RE: Abortion in Britain: The Case for a New Approach
It's a shame that the realities of abortion cannot be apart of pre-teen/teen 'sex education.' It begins with the culture. The challenge with Britain will be weaving the concept of 'life' into the underlying structure of society and playing offense rather than defense.


RE: Pro-Life vs. Family Values? Is Newsweek's Jacob Weisberg promoting eugenics?
I find it amusing how so many of these leftists are now playing the moral superiority card and morphing into legalistic pharisees. Yes, of course it's ideal that children have both parents present. However, do we trash the unborn who may not be born into a morally legislated environment? Since when do we argue the semantics of Life? Apparently, yes, some do believe children born into single parent OR divorced families worthy of disposal and that attitude most certainly is promoting a form of eugenics. We may be hearing this from Mr. Weisberg, but, sadly, I have heard and observed the same line of thinking from those who proudly claim to be Christians. I love the points you make in this article. Thanks for bringing this to light!

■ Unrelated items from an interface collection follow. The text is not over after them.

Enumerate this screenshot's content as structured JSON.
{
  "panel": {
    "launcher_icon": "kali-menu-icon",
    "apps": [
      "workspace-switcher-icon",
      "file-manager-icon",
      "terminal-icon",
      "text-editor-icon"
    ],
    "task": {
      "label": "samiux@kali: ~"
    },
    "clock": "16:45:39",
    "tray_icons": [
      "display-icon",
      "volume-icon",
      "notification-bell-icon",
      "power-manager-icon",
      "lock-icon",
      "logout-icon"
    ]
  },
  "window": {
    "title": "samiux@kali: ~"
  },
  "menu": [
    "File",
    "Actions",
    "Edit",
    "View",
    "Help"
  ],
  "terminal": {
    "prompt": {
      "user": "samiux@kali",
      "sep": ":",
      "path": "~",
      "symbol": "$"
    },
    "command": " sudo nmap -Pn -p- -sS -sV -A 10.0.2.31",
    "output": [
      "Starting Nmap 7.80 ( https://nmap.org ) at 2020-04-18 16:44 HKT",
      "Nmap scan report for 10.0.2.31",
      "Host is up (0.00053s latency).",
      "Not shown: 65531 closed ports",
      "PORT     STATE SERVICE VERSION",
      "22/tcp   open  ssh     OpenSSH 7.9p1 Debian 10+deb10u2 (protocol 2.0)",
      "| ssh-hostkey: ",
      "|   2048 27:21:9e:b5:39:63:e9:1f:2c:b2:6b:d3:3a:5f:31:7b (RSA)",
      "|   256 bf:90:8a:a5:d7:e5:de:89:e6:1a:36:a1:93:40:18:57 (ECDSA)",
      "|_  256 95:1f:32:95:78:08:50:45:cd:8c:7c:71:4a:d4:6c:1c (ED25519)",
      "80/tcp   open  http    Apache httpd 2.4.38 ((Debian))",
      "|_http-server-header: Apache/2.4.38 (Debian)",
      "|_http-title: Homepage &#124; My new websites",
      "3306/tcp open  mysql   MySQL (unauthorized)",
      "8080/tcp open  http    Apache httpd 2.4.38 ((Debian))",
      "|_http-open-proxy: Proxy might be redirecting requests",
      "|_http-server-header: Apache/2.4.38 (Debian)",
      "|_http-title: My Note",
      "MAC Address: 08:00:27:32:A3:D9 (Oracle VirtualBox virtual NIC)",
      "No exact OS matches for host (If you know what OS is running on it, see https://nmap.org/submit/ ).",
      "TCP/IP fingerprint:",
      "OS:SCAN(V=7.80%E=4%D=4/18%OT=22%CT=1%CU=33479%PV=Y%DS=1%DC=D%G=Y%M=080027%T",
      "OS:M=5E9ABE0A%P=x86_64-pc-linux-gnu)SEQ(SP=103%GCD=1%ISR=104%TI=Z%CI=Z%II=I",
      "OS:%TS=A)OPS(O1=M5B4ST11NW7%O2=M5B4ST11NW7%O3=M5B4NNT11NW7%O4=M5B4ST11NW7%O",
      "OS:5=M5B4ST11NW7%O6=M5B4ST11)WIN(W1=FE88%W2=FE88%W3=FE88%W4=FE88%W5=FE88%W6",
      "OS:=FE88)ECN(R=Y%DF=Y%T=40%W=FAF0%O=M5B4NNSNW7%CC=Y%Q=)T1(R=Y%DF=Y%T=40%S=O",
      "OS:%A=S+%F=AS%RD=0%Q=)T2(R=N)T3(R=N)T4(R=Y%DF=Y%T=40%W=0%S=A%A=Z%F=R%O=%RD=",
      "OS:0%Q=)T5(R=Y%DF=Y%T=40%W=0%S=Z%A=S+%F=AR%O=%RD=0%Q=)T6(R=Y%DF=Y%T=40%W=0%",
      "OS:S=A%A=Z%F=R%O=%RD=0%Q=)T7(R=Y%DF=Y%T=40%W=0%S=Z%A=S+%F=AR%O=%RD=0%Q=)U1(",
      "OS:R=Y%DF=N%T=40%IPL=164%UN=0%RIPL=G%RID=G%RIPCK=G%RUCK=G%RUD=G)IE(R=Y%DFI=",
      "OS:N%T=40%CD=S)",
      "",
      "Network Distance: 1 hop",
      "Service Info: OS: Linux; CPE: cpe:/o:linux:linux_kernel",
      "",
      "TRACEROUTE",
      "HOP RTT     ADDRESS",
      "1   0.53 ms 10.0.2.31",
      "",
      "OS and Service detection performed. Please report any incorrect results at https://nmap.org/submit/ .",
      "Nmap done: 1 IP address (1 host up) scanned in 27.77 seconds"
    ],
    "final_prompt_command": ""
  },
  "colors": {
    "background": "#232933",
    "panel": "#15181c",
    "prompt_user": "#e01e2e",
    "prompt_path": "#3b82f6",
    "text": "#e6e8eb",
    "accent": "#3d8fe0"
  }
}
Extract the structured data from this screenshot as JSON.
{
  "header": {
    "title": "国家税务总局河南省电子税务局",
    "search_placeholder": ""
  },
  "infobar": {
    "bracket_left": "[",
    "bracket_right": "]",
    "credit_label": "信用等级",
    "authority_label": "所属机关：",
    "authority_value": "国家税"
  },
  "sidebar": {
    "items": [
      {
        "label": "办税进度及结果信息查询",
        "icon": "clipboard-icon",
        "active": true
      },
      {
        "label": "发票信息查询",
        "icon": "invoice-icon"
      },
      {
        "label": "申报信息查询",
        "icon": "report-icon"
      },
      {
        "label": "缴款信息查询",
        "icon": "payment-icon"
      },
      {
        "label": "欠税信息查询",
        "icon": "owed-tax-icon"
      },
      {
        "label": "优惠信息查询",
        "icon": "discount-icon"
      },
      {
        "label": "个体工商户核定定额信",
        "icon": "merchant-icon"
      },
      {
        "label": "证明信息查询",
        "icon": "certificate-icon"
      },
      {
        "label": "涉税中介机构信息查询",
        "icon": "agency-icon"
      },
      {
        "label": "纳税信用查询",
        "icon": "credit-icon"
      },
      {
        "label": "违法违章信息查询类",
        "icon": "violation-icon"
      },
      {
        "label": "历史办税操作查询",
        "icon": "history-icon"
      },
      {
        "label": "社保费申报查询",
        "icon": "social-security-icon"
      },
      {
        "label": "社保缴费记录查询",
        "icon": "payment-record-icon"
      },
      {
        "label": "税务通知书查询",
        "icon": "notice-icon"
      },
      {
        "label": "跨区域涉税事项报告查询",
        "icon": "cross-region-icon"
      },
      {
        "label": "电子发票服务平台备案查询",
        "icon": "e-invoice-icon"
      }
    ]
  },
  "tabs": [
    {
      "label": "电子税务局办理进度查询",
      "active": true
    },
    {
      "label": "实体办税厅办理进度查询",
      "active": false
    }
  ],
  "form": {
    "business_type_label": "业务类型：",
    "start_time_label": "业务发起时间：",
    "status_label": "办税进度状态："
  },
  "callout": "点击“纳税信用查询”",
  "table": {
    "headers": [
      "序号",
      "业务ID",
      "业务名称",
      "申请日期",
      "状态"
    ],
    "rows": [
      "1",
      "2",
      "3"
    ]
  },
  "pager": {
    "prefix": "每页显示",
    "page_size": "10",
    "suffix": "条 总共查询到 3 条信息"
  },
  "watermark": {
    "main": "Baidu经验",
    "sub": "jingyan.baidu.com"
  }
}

RE: David Brooks explains the Republican Party’s Catholic problem
My conscience will not allow me to vote for Obama and his cold-blooded resistance to the Born Alive Infants Protection Act (BAIPA) on more than one occasion. My conscience will not allow me to vote for a continued senseless war either, so I'm leaning toward none of the above/third party.


Faith at the Edge Traces